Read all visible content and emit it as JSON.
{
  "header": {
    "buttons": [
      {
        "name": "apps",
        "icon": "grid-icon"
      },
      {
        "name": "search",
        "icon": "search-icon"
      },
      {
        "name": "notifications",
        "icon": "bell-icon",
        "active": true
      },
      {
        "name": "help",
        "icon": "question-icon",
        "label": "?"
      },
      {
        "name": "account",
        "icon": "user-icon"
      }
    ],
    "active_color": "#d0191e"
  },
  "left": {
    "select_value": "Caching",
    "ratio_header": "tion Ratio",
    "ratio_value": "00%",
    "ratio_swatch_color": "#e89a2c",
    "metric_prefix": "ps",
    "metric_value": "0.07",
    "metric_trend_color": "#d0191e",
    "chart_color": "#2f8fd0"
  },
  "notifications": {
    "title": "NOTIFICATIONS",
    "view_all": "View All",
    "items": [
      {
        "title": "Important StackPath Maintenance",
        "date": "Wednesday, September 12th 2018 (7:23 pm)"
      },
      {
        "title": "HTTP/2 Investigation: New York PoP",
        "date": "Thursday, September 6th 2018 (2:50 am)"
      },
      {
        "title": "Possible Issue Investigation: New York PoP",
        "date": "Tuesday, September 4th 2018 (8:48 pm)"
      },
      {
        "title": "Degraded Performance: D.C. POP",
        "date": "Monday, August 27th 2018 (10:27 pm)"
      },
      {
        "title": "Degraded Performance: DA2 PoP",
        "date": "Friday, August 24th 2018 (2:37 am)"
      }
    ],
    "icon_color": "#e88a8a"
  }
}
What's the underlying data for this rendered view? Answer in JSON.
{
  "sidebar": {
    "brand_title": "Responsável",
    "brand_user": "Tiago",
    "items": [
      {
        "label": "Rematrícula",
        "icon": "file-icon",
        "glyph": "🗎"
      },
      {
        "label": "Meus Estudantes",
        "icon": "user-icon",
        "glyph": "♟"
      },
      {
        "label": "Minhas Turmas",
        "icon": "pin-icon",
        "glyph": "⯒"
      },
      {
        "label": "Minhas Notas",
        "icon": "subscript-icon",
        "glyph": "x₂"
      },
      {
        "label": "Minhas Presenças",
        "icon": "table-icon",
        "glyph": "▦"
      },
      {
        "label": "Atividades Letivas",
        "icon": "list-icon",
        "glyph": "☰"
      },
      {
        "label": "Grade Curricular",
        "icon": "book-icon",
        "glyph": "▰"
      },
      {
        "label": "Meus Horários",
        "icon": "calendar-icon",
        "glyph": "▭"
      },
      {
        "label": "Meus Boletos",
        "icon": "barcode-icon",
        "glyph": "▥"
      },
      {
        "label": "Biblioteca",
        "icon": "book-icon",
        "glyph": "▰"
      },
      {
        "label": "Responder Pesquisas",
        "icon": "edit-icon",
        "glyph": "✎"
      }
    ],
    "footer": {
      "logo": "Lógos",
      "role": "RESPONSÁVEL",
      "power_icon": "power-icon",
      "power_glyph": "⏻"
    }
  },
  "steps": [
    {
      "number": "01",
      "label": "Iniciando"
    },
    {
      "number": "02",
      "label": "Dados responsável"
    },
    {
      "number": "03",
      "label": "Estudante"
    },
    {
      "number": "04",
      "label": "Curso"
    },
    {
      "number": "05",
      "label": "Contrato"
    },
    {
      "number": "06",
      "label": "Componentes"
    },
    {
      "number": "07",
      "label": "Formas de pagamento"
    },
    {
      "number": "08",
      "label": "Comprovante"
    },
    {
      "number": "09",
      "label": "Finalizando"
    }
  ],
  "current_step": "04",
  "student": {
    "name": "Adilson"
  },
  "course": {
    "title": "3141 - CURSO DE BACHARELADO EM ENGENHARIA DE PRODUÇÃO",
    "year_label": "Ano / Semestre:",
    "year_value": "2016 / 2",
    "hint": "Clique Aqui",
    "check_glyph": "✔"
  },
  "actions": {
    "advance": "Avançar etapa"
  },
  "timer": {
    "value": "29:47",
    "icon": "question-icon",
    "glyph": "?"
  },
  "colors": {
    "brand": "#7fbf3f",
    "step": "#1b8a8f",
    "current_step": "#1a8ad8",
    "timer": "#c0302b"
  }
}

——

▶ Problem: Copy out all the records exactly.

▶ Answer to the exercise:
Read all visible content and emit it as JSON.
{
  "header": {
    "buttons": [
      {
        "name": "apps",
        "icon": "grid-icon"
      },
      {
        "name": "search",
        "icon": "search-icon"
      },
      {
        "name": "notifications",
        "icon": "bell-icon",
        "active": true
      },
      {
        "name": "help",
        "icon": "question-icon",
        "label": "?"
      },
      {
        "name": "account",
        "icon": "user-icon"
      }
    ],
    "active_color": "#d0191e"
  },
  "left": {
    "select_value": "Caching",
    "ratio_header": "tion Ratio",
    "ratio_value": "00%",
    "ratio_swatch_color": "#e89a2c",
    "metric_prefix": "ps",
    "metric_value": "0.07",
    "metric_trend_color": "#d0191e",
    "chart_color": "#2f8fd0"
  },
  "notifications": {
    "title": "NOTIFICATIONS",
    "view_all": "View All",
    "items": [
      {
        "title": "Important StackPath Maintenance",
        "date": "Wednesday, September 12th 2018 (7:23 pm)"
      },
      {
        "title": "HTTP/2 Investigation: New York PoP",
        "date": "Thursday, September 6th 2018 (2:50 am)"
      },
      {
        "title": "Possible Issue Investigation: New York PoP",
        "date": "Tuesday, September 4th 2018 (8:48 pm)"
      },
      {
        "title": "Degraded Performance: D.C. POP",
        "date": "Monday, August 27th 2018 (10:27 pm)"
      },
      {
        "title": "Degraded Performance: DA2 PoP",
        "date": "Friday, August 24th 2018 (2:37 am)"
      }
    ],
    "icon_color": "#e88a8a"
  }
}
What's the underlying data for this rendered view? Answer in JSON.
{
  "sidebar": {
    "brand_title": "Responsável",
    "brand_user": "Tiago",
    "items": [
      {
        "label": "Rematrícula",
        "icon": "file-icon",
        "glyph": "🗎"
      },
      {
        "label": "Meus Estudantes",
        "icon": "user-icon",
        "glyph": "♟"
      },
      {
        "label": "Minhas Turmas",
        "icon": "pin-icon",
        "glyph": "⯒"
      },
      {
        "label": "Minhas Notas",
        "icon": "subscript-icon",
        "glyph": "x₂"
      },
      {
        "label": "Minhas Presenças",
        "icon": "table-icon",
        "glyph": "▦"
      },
      {
        "label": "Atividades Letivas",
        "icon": "list-icon",
        "glyph": "☰"
      },
      {
        "label": "Grade Curricular",
        "icon": "book-icon",
        "glyph": "▰"
      },
      {
        "label": "Meus Horários",
        "icon": "calendar-icon",
        "glyph": "▭"
      },
      {
        "label": "Meus Boletos",
        "icon": "barcode-icon",
        "glyph": "▥"
      },
      {
        "label": "Biblioteca",
        "icon": "book-icon",
        "glyph": "▰"
      },
      {
        "label": "Responder Pesquisas",
        "icon": "edit-icon",
        "glyph": "✎"
      }
    ],
    "footer": {
      "logo": "Lógos",
      "role": "RESPONSÁVEL",
      "power_icon": "power-icon",
      "power_glyph": "⏻"
    }
  },
  "steps": [
    {
      "number": "01",
      "label": "Iniciando"
    },
    {
      "number": "02",
      "label": "Dados responsável"
    },
    {
      "number": "03",
      "label": "Estudante"
    },
    {
      "number": "04",
      "label": "Curso"
    },
    {
      "number": "05",
      "label": "Contrato"
    },
    {
      "number": "06",
      "label": "Componentes"
    },
    {
      "number": "07",
      "label": "Formas de pagamento"
    },
    {
      "number": "08",
      "label": "Comprovante"
    },
    {
      "number": "09",
      "label": "Finalizando"
    }
  ],
  "current_step": "04",
  "student": {
    "name": "Adilson"
  },
  "course": {
    "title": "3141 - CURSO DE BACHARELADO EM ENGENHARIA DE PRODUÇÃO",
    "year_label": "Ano / Semestre:",
    "year_value": "2016 / 2",
    "hint": "Clique Aqui",
    "check_glyph": "✔"
  },
  "actions": {
    "advance": "Avançar etapa"
  },
  "timer": {
    "value": "29:47",
    "icon": "question-icon",
    "glyph": "?"
  },
  "colors": {
    "brand": "#7fbf3f",
    "step": "#1b8a8f",
    "current_step": "#1a8ad8",
    "timer": "#c0302b"
  }
}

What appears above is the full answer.